■ **What this task involves**: Could you reproduce the line where "Read all visible content and emit it as JSON." occurs and all lines after it in the listing below, through the final one, without changing anything?

■ **Data excerpts**:

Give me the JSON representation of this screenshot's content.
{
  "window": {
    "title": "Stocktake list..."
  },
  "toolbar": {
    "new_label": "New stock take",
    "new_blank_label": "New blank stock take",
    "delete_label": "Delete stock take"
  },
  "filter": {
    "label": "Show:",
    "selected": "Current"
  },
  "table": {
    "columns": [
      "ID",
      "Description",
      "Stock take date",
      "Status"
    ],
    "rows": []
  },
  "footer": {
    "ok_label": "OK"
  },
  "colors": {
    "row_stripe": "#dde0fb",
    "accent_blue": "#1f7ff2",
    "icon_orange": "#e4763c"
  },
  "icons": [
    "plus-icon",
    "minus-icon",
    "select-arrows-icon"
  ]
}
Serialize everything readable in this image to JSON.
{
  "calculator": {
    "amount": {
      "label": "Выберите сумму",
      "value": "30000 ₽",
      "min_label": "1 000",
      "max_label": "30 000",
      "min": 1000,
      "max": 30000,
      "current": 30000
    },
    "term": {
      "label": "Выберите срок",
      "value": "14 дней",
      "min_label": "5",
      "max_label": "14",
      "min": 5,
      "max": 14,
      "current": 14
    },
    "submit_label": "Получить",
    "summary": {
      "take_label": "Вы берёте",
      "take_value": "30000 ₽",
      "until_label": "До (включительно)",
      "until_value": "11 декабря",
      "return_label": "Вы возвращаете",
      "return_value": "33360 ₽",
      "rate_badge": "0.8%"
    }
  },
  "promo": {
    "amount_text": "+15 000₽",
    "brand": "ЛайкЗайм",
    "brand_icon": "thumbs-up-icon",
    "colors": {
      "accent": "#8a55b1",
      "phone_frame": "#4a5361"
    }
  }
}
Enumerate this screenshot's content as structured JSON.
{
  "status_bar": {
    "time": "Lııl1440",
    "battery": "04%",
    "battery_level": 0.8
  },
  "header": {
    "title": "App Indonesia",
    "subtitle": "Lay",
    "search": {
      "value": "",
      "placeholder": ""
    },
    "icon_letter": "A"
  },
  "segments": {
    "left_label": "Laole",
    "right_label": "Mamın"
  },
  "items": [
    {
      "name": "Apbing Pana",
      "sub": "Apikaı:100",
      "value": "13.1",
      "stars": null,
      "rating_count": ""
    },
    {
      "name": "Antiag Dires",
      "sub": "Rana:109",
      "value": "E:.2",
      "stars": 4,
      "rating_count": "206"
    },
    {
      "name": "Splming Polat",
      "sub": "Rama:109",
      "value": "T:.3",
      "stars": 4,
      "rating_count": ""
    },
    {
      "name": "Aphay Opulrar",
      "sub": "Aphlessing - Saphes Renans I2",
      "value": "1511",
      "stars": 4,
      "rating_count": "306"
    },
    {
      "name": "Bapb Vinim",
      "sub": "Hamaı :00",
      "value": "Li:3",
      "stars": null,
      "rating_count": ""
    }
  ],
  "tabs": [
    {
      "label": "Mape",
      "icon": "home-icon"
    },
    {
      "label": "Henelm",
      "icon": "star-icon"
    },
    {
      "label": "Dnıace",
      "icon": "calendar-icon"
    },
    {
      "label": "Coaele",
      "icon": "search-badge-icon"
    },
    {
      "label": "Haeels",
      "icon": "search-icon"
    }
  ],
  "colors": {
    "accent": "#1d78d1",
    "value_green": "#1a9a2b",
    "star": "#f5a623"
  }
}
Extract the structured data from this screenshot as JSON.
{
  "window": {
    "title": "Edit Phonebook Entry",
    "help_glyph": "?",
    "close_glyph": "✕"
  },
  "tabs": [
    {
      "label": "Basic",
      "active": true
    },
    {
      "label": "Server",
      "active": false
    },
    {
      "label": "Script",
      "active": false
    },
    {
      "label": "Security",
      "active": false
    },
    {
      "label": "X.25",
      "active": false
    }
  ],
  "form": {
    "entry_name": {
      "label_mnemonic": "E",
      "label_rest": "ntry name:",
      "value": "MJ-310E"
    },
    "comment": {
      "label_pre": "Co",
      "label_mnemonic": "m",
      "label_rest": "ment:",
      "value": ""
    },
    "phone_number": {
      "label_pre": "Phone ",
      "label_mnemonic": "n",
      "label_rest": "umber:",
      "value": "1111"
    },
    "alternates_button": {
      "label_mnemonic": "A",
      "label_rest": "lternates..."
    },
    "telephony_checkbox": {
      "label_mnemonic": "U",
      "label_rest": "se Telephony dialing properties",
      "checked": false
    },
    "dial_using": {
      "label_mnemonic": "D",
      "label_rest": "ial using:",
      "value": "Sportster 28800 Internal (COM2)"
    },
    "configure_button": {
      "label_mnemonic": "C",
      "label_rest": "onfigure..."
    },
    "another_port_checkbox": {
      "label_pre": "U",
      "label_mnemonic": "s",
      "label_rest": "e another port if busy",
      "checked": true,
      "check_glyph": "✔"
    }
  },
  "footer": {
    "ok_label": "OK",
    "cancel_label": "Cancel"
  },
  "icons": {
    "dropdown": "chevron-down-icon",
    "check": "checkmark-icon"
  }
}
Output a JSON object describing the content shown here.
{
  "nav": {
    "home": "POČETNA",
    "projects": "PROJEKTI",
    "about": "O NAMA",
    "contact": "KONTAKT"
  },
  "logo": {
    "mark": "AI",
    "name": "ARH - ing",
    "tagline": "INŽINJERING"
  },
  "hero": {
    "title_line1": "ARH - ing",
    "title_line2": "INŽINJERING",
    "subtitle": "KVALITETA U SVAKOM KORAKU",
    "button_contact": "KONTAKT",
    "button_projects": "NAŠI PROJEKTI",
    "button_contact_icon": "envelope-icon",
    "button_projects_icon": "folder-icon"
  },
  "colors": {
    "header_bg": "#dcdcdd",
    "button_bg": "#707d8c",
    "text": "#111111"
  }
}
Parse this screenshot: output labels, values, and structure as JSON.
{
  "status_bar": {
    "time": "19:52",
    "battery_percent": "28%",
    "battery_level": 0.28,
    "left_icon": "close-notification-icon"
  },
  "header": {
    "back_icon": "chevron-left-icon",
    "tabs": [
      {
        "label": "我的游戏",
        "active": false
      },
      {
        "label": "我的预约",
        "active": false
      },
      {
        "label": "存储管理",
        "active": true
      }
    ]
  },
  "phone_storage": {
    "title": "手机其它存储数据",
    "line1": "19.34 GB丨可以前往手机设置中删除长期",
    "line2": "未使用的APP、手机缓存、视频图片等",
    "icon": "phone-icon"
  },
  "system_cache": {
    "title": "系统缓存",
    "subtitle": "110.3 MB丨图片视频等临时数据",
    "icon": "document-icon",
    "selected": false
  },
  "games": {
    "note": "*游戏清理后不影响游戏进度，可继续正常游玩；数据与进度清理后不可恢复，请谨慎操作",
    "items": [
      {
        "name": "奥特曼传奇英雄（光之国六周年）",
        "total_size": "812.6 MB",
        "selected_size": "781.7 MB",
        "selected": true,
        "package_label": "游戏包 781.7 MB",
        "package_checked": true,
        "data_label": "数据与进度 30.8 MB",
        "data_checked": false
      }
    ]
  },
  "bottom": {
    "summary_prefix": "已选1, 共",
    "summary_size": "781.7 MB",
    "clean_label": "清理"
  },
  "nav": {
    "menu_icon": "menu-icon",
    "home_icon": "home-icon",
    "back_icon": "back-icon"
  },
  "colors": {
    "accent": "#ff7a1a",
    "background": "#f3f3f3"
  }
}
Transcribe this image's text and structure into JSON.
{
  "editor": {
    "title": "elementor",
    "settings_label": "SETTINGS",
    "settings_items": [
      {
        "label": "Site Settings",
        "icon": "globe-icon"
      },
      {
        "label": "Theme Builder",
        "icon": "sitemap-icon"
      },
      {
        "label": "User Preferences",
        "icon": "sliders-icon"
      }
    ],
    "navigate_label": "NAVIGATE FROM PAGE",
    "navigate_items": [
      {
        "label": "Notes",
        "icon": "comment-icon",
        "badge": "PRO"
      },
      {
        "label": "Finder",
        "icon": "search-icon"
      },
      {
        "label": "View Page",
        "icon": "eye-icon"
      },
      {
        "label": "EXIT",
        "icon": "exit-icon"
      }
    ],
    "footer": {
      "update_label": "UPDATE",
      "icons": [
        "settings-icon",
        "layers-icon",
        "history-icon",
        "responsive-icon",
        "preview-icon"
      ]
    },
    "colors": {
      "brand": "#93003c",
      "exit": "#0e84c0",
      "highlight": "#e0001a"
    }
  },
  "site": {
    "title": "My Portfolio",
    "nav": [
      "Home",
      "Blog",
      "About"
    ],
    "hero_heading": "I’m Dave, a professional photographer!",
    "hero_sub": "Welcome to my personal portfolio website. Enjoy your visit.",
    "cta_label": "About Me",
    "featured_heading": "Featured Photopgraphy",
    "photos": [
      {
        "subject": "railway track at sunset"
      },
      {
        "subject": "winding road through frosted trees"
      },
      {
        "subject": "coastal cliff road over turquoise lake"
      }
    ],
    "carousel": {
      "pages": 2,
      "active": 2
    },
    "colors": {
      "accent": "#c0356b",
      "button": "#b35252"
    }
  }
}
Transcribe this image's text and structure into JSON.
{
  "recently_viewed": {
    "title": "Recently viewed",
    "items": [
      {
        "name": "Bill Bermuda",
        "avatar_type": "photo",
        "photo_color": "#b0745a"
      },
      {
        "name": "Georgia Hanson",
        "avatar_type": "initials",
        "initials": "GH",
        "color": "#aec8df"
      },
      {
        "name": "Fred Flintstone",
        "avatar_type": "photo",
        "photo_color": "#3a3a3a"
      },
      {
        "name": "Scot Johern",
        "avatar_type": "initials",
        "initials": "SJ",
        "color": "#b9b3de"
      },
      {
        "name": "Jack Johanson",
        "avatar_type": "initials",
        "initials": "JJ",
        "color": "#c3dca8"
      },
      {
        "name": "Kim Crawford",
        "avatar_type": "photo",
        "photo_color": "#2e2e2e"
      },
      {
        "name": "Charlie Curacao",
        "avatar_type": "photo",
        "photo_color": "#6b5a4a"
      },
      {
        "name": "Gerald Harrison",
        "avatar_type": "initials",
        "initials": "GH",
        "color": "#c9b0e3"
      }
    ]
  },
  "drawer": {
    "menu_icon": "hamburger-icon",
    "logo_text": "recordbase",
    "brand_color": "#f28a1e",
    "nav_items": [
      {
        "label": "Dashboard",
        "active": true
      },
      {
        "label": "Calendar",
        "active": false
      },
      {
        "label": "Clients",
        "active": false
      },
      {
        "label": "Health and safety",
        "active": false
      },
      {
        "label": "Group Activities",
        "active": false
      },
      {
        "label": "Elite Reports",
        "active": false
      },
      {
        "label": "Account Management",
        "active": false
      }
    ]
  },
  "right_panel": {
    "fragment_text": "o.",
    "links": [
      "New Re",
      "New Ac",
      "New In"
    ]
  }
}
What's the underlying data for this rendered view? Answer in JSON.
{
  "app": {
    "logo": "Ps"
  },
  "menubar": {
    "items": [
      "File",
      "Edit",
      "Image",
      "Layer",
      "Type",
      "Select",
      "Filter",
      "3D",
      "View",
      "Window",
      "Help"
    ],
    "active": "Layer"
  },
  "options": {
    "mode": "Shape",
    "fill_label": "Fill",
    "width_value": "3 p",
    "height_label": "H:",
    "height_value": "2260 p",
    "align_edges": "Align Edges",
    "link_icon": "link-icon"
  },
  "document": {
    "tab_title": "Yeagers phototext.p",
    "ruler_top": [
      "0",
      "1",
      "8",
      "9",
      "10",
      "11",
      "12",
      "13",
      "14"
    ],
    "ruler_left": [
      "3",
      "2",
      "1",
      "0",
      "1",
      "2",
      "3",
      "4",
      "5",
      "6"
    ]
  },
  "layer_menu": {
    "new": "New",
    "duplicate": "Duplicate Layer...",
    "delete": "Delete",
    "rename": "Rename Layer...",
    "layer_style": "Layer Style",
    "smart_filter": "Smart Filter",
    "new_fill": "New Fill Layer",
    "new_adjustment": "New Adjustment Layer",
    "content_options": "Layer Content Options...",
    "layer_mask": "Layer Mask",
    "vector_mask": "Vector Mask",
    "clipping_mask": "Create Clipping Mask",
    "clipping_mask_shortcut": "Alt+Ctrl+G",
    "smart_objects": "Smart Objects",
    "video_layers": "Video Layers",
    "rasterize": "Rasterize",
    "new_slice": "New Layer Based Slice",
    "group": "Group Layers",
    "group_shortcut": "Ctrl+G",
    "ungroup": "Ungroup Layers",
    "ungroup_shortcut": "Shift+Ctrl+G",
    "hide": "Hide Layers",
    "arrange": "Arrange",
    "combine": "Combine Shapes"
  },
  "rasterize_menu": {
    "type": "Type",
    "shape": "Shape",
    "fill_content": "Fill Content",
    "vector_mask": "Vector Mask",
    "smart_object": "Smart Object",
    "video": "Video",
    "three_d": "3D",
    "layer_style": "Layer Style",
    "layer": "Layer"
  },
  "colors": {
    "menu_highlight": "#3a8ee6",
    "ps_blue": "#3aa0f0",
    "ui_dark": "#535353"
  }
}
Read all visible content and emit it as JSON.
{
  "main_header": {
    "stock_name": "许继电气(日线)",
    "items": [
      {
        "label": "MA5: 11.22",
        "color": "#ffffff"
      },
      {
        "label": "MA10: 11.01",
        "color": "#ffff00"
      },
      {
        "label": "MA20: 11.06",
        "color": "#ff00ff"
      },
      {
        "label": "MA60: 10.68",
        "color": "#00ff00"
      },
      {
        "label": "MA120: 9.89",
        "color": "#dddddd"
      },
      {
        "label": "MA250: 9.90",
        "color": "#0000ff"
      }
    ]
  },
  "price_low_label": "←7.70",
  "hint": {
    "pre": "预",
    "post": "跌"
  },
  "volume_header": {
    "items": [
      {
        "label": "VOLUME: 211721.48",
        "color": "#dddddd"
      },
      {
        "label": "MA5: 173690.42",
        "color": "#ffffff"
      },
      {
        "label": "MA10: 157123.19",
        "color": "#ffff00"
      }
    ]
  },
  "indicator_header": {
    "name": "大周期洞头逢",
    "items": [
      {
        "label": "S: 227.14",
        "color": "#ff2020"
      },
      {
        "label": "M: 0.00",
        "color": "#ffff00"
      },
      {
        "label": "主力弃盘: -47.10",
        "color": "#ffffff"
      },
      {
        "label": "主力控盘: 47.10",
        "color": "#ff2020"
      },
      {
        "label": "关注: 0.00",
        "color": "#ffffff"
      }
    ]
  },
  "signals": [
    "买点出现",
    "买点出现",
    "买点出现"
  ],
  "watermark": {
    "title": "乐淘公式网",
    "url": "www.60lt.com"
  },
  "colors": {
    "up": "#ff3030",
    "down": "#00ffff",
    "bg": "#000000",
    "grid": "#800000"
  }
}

■ **Problem solution**:
Read all visible content and emit it as JSON.
{
  "main_header": {
    "stock_name": "许继电气(日线)",
    "items": [
      {
        "label": "MA5: 11.22",
        "color": "#ffffff"
      },
      {
        "label": "MA10: 11.01",
        "color": "#ffff00"
      },
      {
        "label": "MA20: 11.06",
        "color": "#ff00ff"
      },
      {
        "label": "MA60: 10.68",
        "color": "#00ff00"
      },
      {
        "label": "MA120: 9.89",
        "color": "#dddddd"
      },
      {
        "label": "MA250: 9.90",
        "color": "#0000ff"
      }
    ]
  },
  "price_low_label": "←7.70",
  "hint": {
    "pre": "预",
    "post": "跌"
  },
  "volume_header": {
    "items": [
      {
        "label": "VOLUME: 211721.48",
        "color": "#dddddd"
      },
      {
        "label": "MA5: 173690.42",
        "color": "#ffffff"
      },
      {
        "label": "MA10: 157123.19",
        "color": "#ffff00"
      }
    ]
  },
  "indicator_header": {
    "name": "大周期洞头逢",
    "items": [
      {
        "label": "S: 227.14",
        "color": "#ff2020"
      },
      {
        "label": "M: 0.00",
        "color": "#ffff00"
      },
      {
        "label": "主力弃盘: -47.10",
        "color": "#ffffff"
      },
      {
        "label": "主力控盘: 47.10",
        "color": "#ff2020"
      },
      {
        "label": "关注: 0.00",
        "color": "#ffffff"
      }
    ]
  },
  "signals": [
    "买点出现",
    "买点出现",
    "买点出现"
  ],
  "watermark": {
    "title": "乐淘公式网",
    "url": "www.60lt.com"
  },
  "colors": {
    "up": "#ff3030",
    "down": "#00ffff",
    "bg": "#000000",
    "grid": "#800000"
  }
}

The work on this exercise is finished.